For the last two millenniums, almost all Jews lived in Christian and Muslim countries on the edge of society. One of the major goals and most significant accomplishments of the modern Zionist movement was creating a society where Jews could be at the centre of the social structure.

But in the modern State of Israel, many people still think of themselves as living on the periphery – the peripheriah, as they say in modern Hebrew. Waking Lions, a gripping new novel by Ayelet Gundar-Goshen, centres around one such character, Dr. Eitan Green, a talented, young neurosurgeon.

Eitan, a basically moral person, tries to resist the corruption he finds in the hospital where he works in the merkaz (the centre of the State, i.e. the Tel Aviv area), but instead he is banished to Be’er Sheva. Be’er Sheva is by no means the end of the world. It has a world-class hospital (the Soroka Medical Center), where Eitan works, and a world-class university (Ben-Gurion University of the Negev). Eitan lives in the fashionable suburb of Omer in a fancy home. But he still feels he is in exile.

Eitan and his wife, Liat, had differences during their courtship. Liat’s grandmother had taught her “she should always say what she thought ‘because words you don’t say give you constipation.’ ” On the other hand, when Eitan was young, his father taught him “If you talk too much, you use up all your words and have to be silent for the rest of your life.”

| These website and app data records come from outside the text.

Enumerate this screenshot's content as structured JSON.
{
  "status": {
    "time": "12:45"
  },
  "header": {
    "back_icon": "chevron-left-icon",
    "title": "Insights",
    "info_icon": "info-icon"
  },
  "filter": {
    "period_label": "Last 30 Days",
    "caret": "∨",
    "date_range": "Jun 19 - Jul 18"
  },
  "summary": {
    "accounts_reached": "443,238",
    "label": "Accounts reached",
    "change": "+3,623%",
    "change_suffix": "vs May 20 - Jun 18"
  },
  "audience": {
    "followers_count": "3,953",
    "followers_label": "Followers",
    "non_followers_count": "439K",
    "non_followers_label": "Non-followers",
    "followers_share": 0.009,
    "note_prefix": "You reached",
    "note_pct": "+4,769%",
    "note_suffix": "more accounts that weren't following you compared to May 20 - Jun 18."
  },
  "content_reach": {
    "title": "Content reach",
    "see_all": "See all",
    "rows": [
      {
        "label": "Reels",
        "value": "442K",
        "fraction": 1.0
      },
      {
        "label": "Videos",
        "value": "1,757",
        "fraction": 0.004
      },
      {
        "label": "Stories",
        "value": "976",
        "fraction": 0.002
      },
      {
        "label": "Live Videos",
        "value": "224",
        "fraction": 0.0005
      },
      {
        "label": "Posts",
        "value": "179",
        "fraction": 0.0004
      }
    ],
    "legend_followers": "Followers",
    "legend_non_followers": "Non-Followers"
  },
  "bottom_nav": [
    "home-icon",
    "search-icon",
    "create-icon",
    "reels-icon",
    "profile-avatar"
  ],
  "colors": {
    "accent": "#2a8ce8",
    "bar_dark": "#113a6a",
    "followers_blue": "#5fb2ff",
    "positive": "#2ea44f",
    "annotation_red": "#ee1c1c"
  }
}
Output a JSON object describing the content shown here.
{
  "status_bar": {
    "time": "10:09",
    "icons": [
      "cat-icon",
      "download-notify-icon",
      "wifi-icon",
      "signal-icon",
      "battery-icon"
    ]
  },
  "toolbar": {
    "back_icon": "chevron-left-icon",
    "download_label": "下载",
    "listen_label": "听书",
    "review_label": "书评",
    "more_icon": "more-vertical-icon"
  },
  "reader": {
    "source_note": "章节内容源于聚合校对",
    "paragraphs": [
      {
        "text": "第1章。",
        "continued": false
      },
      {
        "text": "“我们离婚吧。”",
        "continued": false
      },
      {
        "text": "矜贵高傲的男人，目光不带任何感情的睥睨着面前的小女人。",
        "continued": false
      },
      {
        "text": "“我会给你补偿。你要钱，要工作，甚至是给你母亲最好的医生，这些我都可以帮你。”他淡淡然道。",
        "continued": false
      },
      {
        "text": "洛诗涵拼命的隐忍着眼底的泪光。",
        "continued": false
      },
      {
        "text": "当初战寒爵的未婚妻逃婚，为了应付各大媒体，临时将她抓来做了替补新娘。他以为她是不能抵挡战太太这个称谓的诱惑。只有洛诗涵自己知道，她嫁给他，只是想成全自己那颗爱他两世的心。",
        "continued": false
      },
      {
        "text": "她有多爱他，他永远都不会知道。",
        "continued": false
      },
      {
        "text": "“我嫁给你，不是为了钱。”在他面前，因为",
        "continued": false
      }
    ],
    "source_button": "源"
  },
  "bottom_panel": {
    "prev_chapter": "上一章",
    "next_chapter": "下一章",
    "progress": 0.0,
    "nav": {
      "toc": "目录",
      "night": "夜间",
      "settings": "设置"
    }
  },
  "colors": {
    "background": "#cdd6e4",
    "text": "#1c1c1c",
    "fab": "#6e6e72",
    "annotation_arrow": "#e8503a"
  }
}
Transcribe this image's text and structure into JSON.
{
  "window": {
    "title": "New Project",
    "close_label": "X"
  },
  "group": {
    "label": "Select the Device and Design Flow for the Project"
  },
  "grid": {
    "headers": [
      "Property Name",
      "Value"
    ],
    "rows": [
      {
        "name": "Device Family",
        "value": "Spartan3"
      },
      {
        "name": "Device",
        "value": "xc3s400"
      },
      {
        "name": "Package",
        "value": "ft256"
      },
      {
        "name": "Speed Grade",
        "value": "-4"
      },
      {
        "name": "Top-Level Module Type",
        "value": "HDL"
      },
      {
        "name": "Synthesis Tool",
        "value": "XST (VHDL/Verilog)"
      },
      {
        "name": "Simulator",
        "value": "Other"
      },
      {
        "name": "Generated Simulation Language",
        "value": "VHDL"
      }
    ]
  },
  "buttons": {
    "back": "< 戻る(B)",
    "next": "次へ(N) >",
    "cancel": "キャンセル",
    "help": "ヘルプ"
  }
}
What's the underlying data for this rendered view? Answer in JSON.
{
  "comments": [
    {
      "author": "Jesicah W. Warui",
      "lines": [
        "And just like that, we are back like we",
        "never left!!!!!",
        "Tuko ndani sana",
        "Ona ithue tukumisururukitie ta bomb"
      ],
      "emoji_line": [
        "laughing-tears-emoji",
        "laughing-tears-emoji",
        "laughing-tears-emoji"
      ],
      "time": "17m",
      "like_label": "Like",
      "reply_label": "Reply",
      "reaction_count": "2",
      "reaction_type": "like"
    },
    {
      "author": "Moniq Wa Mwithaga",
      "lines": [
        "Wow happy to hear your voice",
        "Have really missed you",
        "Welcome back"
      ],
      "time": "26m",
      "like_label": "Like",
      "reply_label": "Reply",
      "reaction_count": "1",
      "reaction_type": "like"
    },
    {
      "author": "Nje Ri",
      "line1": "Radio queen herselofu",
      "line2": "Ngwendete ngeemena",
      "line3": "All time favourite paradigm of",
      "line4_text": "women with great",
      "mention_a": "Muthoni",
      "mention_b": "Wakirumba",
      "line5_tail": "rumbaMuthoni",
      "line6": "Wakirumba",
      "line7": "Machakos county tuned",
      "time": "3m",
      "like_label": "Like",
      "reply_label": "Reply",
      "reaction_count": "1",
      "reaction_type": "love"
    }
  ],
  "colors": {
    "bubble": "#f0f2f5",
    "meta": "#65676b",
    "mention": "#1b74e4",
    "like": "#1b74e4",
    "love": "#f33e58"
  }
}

But as the novel opens, Eitan and Liat are 15 years into a happy marriage. Liat works as a detective for the Be’er Sheva police force. They are still deeply in love and committed to each other and their two children.

Eitan uncharacteristically goes for a joy ride in his SUV on the outskirts of Be’er Sheva after a late-night shift at the hospital. He accidentally runs over an Eritrean refugee named Asum. Eitan gets out of his car, examines Asum and finds he is still alive. Eitan, the expert neurosurgeon, determines Asum is beyond help; his injuries are such that he will certainly die very soon.

Eitan decides nothing would be gained by reporting the accident, whereas much could be lost. His career could easily come to an end. So he simply drives home. The next day, Liat is assigned to investigate the hit-and-run killing of Asum.

Once Eitan refrains from reporting his late-night accident, he spirals into a series of lies that are likely to jeopardize his work and his marriage. “The lie, like a wool sweater that was itchy at first, had become something he was accustomed to wearing. Felt comfortable in.” Lying becomes a central concern of the novel. Gundar-Goshen writes that it can be done by people who appear to be good and loving.

“People are definitely capable of singing charming songs to their children and telling terrible lies to other people, and sometimes to the children themselves.” Eitan appears to be drowning in a mess of his own making. “Telling a story that differs from reality is quite tiring…. You have to invent details, synchronize facts, fill holes. You never understand how complex reality is until you try to create a replacement for it.”

As the novel progresses, Eitan learns he is not the only one who has created an illusion. And he is not the only one with a “periphery complex.”

His wife was born to a Sephardic family in a development town (classic markers of the peripheriah.) Little by little, the problems she had to overcome to become a successful part of the Israeli mainstream are revealed.

Almost all of the other significant characters in the novel are either illegal Eritrean refugees living near Be’er Sheva, or Bedouin Arabs. Both of these groups are much farther from the centre of Israeli society than Eitan and Liat. The Eritreans, in particular, live a precarious existence, often exploited by unscrupulous employers and others due to their illegal status.

Eitan acquires a deeper understanding of these truly peripheral people as the novel progresses. Not everything about them is positive, but on the most basic level, he learns to think beyond what he was taught in medical school, that from a physical point of view, all human beings are basically the same. Is this also true of people’s emotional lives?

“One person’s affront or jealousy was not identical to another’s. This one’s jealousy was inflamed, and that one’s was mild. Here the affront was benign, there malignant.” Still, he discovers that “despite changes in shape and size,” emotionally, “their internal organs were the same: jealousy, greed, desire, affection, guilt, anger, affront.”

Gundar-Goshen is a gifted writer, and the English translation of Waking Lions, her second novel, reads well. (Her debut novel, One Night, Markovitch, was also recently translated into English.)  Gundar-Goshen opens a window on life in Israel and demonstrates that, despite the creation of the State, the problem of the peripheriah persists. More importantly, her novel provides deep insights into human psychology and behaviour, insights that transcend questions of gender, nationality or social status.